WORK REQUIRED: All of the data that follows should be given again exactly, without its images.

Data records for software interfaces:
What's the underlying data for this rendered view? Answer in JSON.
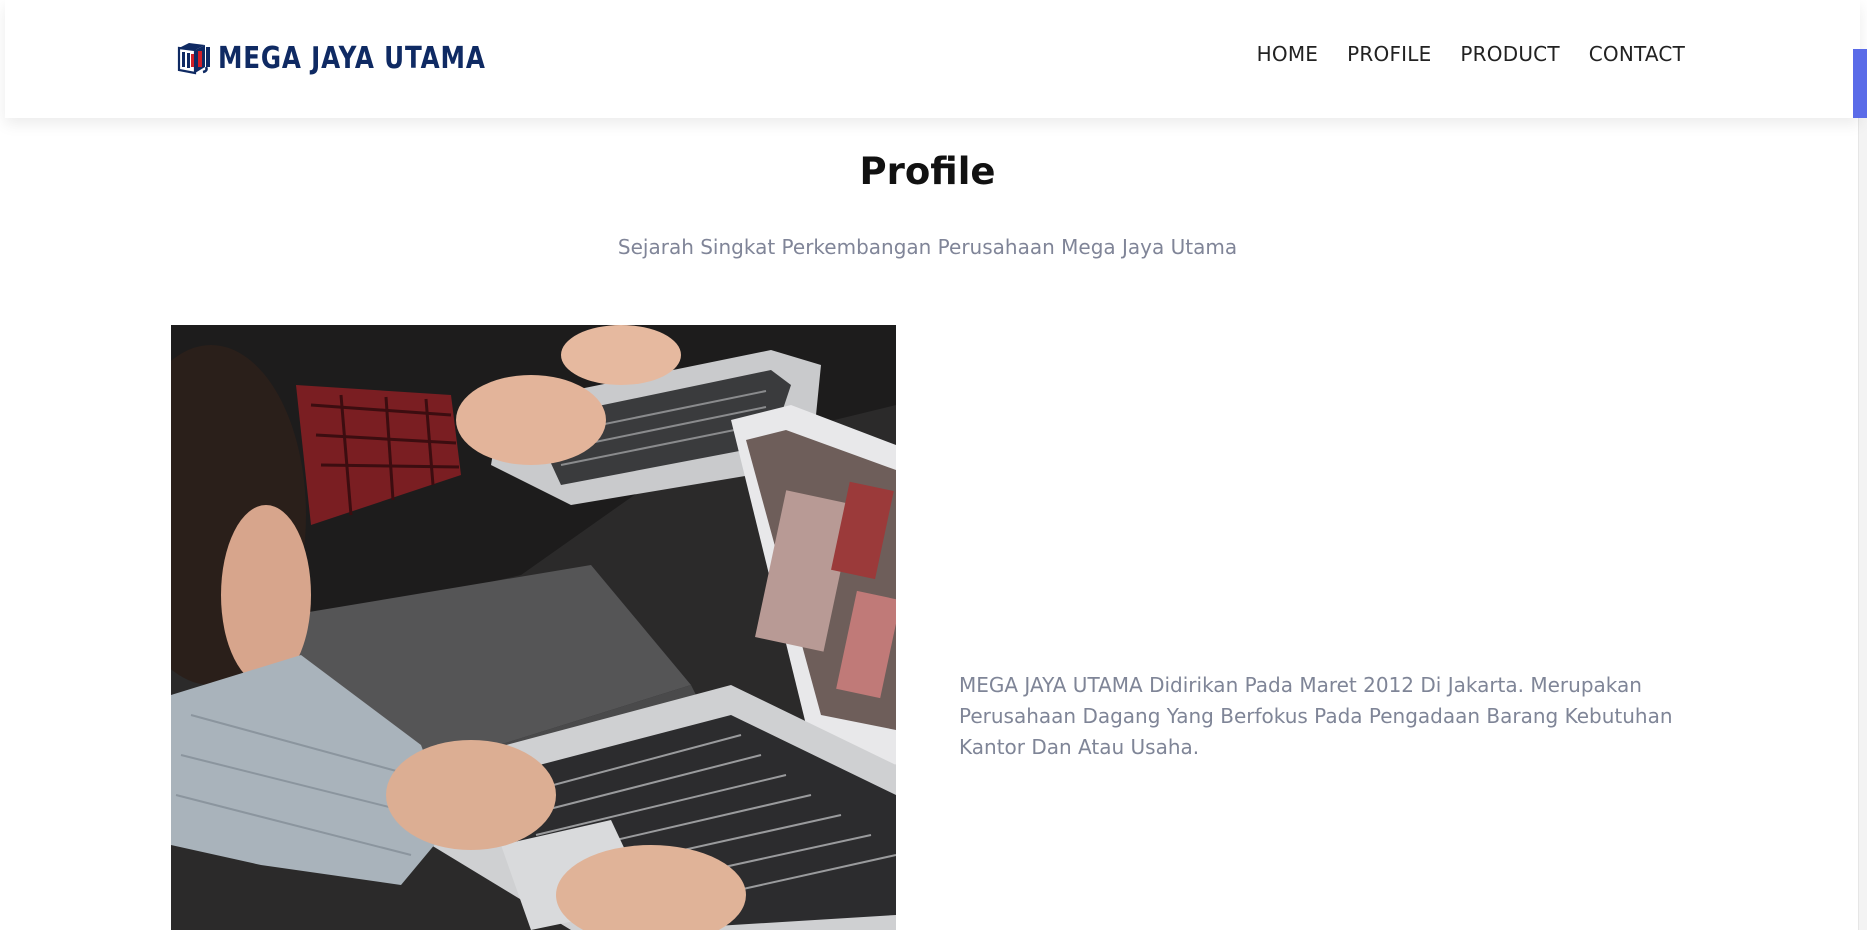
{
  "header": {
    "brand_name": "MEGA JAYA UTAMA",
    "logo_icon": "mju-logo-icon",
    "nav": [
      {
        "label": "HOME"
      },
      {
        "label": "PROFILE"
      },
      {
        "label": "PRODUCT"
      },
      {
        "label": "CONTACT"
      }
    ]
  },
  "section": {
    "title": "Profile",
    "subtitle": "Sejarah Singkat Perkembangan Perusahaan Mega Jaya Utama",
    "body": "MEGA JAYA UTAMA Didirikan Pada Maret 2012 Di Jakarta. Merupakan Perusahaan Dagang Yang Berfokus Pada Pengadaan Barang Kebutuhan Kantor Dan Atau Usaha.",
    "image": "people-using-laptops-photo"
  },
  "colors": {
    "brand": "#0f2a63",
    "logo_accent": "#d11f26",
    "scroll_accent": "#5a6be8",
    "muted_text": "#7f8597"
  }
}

OUTPUT OF THE TASK:
What's the underlying data for this rendered view? Answer in JSON.
{
  "header": {
    "brand_name": "MEGA JAYA UTAMA",
    "logo_icon": "mju-logo-icon",
    "nav": [
      {
        "label": "HOME"
      },
      {
        "label": "PROFILE"
      },
      {
        "label": "PRODUCT"
      },
      {
        "label": "CONTACT"
      }
    ]
  },
  "section": {
    "title": "Profile",
    "subtitle": "Sejarah Singkat Perkembangan Perusahaan Mega Jaya Utama",
    "body": "MEGA JAYA UTAMA Didirikan Pada Maret 2012 Di Jakarta. Merupakan Perusahaan Dagang Yang Berfokus Pada Pengadaan Barang Kebutuhan Kantor Dan Atau Usaha.",
    "image": "people-using-laptops-photo"
  },
  "colors": {
    "brand": "#0f2a63",
    "logo_accent": "#d11f26",
    "scroll_accent": "#5a6be8",
    "muted_text": "#7f8597"
  }
}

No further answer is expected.